The commanding officers of the different regiments of the brigade--Colonel Warren, Tenth Virginia ; Lieutenant-Colonel Walton, Twenty-third Virginia; Major Wood, Thirty-seventh Virginia; Lieutenant-Colonel Brown, First North Carolina; Major Parsley, Third North Carolina, and Lieutenant-Colonel Herbert, First Maryland Battalion Infantry, who was dangerously wounded the evening of the 2d, his successor, Major [W. W.] Goldsborough, also severely wounded next morning, and Capt. J. P. Crane, upon whom the command of the battalion finally devolved--handled their regiments with great skill and manifested the utmost coolness.
The following officers and non-commissioned officers are mentioned in the regimental reports as deserving of great praise for their coolness and bravery: Adjt. T. C. James, Third North Carolina, dangerously wounded; Lieut. R. H. Lyon, Company H, Third North Carolina; Lieut. R. P. Jennings, Company E, Twenty-third Virginia; Sergt. Thomas J. Betterton, Company A, Thirty-seventh Virginia, who took a stand of colors and was severely wounded.

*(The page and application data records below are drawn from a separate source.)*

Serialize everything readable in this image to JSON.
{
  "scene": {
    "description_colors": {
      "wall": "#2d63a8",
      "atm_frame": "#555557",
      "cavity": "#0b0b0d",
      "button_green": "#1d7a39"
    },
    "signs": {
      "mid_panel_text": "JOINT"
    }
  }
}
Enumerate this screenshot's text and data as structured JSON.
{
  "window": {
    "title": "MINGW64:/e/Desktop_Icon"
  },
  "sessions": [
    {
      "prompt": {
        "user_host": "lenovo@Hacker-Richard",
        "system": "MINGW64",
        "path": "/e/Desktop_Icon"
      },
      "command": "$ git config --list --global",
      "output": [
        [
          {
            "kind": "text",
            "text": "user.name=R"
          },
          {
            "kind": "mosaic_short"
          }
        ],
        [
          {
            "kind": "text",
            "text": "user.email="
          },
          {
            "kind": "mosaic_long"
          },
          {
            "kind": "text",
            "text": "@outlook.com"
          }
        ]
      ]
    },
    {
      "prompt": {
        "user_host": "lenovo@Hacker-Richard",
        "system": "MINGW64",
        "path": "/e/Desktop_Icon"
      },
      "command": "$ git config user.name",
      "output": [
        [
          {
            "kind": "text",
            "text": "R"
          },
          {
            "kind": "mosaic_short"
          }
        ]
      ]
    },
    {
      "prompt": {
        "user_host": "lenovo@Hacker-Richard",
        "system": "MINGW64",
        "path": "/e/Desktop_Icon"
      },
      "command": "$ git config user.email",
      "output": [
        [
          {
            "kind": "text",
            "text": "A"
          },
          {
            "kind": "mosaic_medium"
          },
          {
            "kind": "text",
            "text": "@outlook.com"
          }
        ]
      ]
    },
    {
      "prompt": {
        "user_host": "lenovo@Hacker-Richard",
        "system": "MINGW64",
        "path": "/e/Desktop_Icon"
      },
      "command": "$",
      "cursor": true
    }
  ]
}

To the officers serving on my staff--Capt. George Williamson, assistant adjutant-general, and First Lieut. R. H. McKim, aide-de-camp, whose duties kept them constantly with the brigade; Maj. George H. Kyle, commissary of subsistence Maryland troops, who was always with me when his other duties would allow, and Mr. John H. Boyle, volunteer aide--I am greatly indebted for valuable assistance rendered, and of whose gallant bearing I cannot too highly make mention.
I am, captain, very respectfully, your obedient servant,
GEO. H. STEUART,